After that first exchange, Bondaz, a recognised expert on China and the Korean peninsula who is featured regularly on FRANCE 24, received a number of expressions of support from prominent individuals in France denouncing the embassy's undiplomatic approach. Nathalie Loiseau, for instance, a former state secretary for European Affairs under French President Emmanuel Macron, commented, "Rarely have we seen diplomats do so much harm to the image of their country. Brutal, vulgar, that's the China you are displaying."
Unimpressed by the growing support for Bondaz, China's diplomats in France upped the ante. In a long communiqué released on Sunday, the embassy said it had been subject to constant "harassment" by the French researcher and suggested it was merely replying to the "provocations" of a "crazed hyena". The embassy also accused Bondaz of being an "ideological troll" lacking in impartiality who "bows down" before Taiwanese authorities.
On Monday, Chinese daily The Global Times ran with the subject in its English edition. The newspaper's op-ed suggested the French researcher was a "radical" espousing anti-China propaganda in line with hawks in the United States.

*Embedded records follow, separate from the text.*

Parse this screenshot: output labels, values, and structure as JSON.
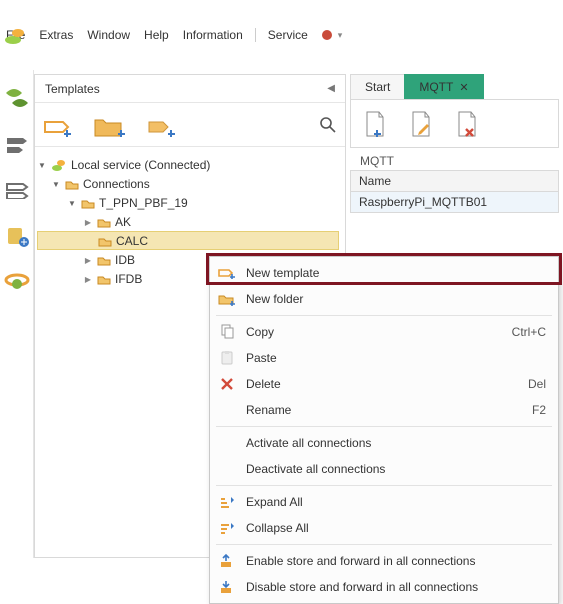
{
  "menu": {
    "file": "File",
    "extras": "Extras",
    "window": "Window",
    "help": "Help",
    "information": "Information",
    "service": "Service"
  },
  "panel": {
    "title": "Templates"
  },
  "tree": {
    "root": "Local service (Connected)",
    "connections": "Connections",
    "group": "T_PPN_PBF_19",
    "items": [
      "AK",
      "CALC",
      "IDB",
      "IFDB"
    ]
  },
  "tabs": {
    "start": "Start",
    "mqtt": "MQTT"
  },
  "mqtt": {
    "section": "MQTT",
    "colName": "Name",
    "row0": "RaspberryPi_MQTTB01"
  },
  "ctx": {
    "newTemplate": "New template",
    "newFolder": "New folder",
    "copy": "Copy",
    "copySc": "Ctrl+C",
    "paste": "Paste",
    "delete": "Delete",
    "deleteSc": "Del",
    "rename": "Rename",
    "renameSc": "F2",
    "activate": "Activate all connections",
    "deactivate": "Deactivate all connections",
    "expand": "Expand All",
    "collapse": "Collapse All",
    "enableSF": "Enable store and forward in all connections",
    "disableSF": "Disable store and forward in all connections"
  }
}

"The level and the baseness of the attacks are surprising because this attack isn't developed with arguments and only aims to impress and intimidate me," Bondaz told FRANCE 24 on Monday. "But so things are clear, I am neither impressed nor intimidated and above all it was predictable that working on topics that are sensitive for Chinese political authorities, like Taiwan, exposes me to these attacks one day or another." The researcher has headed the "Taiwan, on security and diplomacy" programme at the Foundation for Strategic Research since January.
An undiplomatic ambassador?
Chinese Ambassador to France Lu appears to be one of the most fervent proponents of so-called wolf warrior diplomacy. The term is used to designate the menacing and aggressive attitude adopted by part of the young guard of China's diplomats under President Xi Jinping.
The envoy, who has served in that capacity in France since 2019, was already notorious for his outspoken style as China's Ambassador to Canada. While posted to Ottawa, Lu managed the crisis unleashed by the arrest of Huawei executive Meng Wanzhou on Canadian soil in 2018. There, too, his language was unvarnished. In an op-ed in Canada's The Hill Times, Lu slammed the country and its allies for demanding the release of Canadians detained in China in the wake of Meng's arrest. "The reason why some people are used to arrogantly adopting double standards is due to Western egotism and white supremacy," Lu wrote. "They have not been showing respect for the rule of law, but mocking and trampling on the rule of law."
After Lu's arrival in France, the envoy was also summoned to the foreign ministry in April 2020 over comments he made about French nursing home staff, whom he said had "abandoned their posts" amid the Covid-19 pandemic. In his defence, the diplomat said his remarks were not aimed at France.
The Chinese Embassy in Paris has stood by its aggressive tone in the spat with Bondaz, making a thinly veiled reference to the "wolf warrior" reference he made in one of his tweets. "There are people who wish to see Chinese diplomacy become the diplomacy of 'lambs', who weather attacks without batting an eye. That era is well and truly over!" the embassy tweeted on Monday.
But the online attack on Bondaz differed from the traditional volleys levied by Xi Jinping's wolf warriors.
"These attacks aren't representative of what some qualify as 'wolf warrior' diplomacy because they go a lot further than the mere assertion of Chinese interests. No other Chinese embassy in Europe goes as far or as low," Bondaz said. "These attacks aim in reality to stifle public debate in France in allowing the Chinese embassy to impose the subjects that can or cannot be discussed."
After Lu responded to the summons on Tuesday morning, AFP reported, a French diplomatic official said the envoy had been received by the ministry's Asia director, who informed him that "the embassy's methods, and the tone of its public comments, were completely unacceptable and exceeded all the limits commonly accepted by any embassy in the world".
This article has been translated and updated from the original in French.